EGU2020-3053
https://doi.org/10.5194/egusphere-egu2020-3053
EGU General Assembly 2020
© Author(s) 2020. This work is distributed under
the Creative Commons Attribution 4.0 License.

Late 20th century increase in northern Svalbard glacier-derived runoff tracked by encrusting coralline algae

Steffen Hetzinger1,2, Jochen Halfar3, Zoltan Zajacz4, Marco Möller5,6, and Max Wisshak7
Steffen Hetzinger et al.
  • 1Institut für Geologie, Universität Hamburg, Hamburg, Germany (steffen.hetzinger@uni-hamburg.de)
  • 2GEOMAR Helmholtz-Zentrum für Ozeanforschung Kiel, Kiel, Germany
  • 3CPS-Department, University of Toronto Mississauga, Mississauga, Canada
  • 4Department of Earth Sciences, University of Geneva, Geneva, Switzerland
  • 5Institute of Geography, University of Bremen, Bremen, Germany
  • 6Geography Department, Humboldt-Universität zu Berlin, Berlin, Germany
  • 7Senckenberg am Meer, Marine Research Department, Wilhelmshaven, Germany

The Arctic cryosphere is changing at a rapid pace due to global warming and the large-scale changes observed in the Arctic during the past decades exert a strong influence throughout the global climate system.
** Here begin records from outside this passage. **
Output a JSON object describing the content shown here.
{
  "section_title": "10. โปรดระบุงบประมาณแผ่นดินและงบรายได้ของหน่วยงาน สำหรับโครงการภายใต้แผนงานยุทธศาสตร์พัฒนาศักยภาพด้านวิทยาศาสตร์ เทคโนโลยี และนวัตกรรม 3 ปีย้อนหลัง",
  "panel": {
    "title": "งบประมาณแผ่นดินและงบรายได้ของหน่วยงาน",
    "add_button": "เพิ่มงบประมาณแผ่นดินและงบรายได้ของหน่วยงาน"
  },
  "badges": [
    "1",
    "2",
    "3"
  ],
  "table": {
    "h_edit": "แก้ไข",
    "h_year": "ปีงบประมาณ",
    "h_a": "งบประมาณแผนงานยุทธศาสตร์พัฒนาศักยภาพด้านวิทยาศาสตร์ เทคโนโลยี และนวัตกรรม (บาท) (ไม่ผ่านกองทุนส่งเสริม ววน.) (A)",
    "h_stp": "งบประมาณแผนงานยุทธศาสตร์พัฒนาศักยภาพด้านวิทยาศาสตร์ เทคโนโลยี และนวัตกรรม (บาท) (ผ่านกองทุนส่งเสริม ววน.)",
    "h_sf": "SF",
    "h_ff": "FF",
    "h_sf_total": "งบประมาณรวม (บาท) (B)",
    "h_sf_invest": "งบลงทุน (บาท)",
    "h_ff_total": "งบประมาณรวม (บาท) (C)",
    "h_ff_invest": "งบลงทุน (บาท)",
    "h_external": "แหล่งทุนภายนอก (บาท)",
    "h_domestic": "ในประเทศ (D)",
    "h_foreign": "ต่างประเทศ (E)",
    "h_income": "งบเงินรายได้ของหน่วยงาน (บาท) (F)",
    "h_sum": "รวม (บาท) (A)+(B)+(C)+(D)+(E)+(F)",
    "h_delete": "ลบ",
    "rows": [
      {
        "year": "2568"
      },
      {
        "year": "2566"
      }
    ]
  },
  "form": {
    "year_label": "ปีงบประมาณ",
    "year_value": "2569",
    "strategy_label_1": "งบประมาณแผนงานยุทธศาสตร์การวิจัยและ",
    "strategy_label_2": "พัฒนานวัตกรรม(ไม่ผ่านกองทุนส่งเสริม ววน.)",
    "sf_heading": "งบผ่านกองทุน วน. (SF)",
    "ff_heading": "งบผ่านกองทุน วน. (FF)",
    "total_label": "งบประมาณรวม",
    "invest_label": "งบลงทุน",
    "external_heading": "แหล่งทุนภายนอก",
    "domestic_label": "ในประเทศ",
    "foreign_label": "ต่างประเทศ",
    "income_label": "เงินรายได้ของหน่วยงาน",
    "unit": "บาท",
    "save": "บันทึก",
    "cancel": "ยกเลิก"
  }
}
The warming of Arctic surface air temperatures is more than twice as large as the global average over the last two decades and recent events indicate new extremes in the Arctic climate system, e.g. for the last five years Arctic annual surface air temperature exceeded that of any year since 1900 AD. Northern Spitsbergen, Svalbard, located in the High Arctic at 80°N, is a warming hotspot with an observed temperature rise of ~6°C over the last three decades indicating major global warming impacts. However, even the longest available datasets on Svalbard climatic conditions do not extend beyond the 1950s, inhibiting the study of long-term natural variability before anthropogenic influence. Ongoing climate trends strongly affect the state of both glaciers and seasonal snow in Svalbard. Modeled data suggest a marked increase in glacier runoff during recent decades in northern Svalbard. However, observational data are sparse and short and the potential effects on the surface ocean are unclear.
This study focuses on the ultra-high-resolution analysis of calcified coralline algal buildups growing attached to the shallow seafloor along Arctic coastlines. Analysis of these new annually-layered climate archives is based on the long-lived encrusting coralline algae Clathromorphum compactum, providing a historic perspective on recently observed changes. Here, we present a 200-year record of past surface ocean variability from Mosselbukta, Spitsbergen, northern Svalbard. By using algal Ba/Ca ratios as a proxy for past glacier-derived meltwater input, we investigate past multi-decadal-scale fluctuations in land-based freshwater contributions to the ocean surface layer. Our records, based on multiple coralline algal specimens, show a strong and statistically significant increasing trend in algal Ba/Ca ratios from the 1990s onwards, suggesting a drastic increase in land-based runoff at Mosselbukta. The drastic rate of increase is unprecedented during the last two centuries, directly capturing the impact of amplified surface air temperature warming on coastal high Arctic surface ocean environments.

 

How to cite: Hetzinger, S., Halfar, J., Zajacz, Z., Möller, M., and Wisshak, M.: Late 20th century increase in northern Svalbard glacier-derived runoff tracked by encrusting coralline algae, EGU General Assembly 2020, Online, 4–8 May 2020, EGU2020-3053, https://doi.org/10.5194/egusphere-egu2020-3053, 2020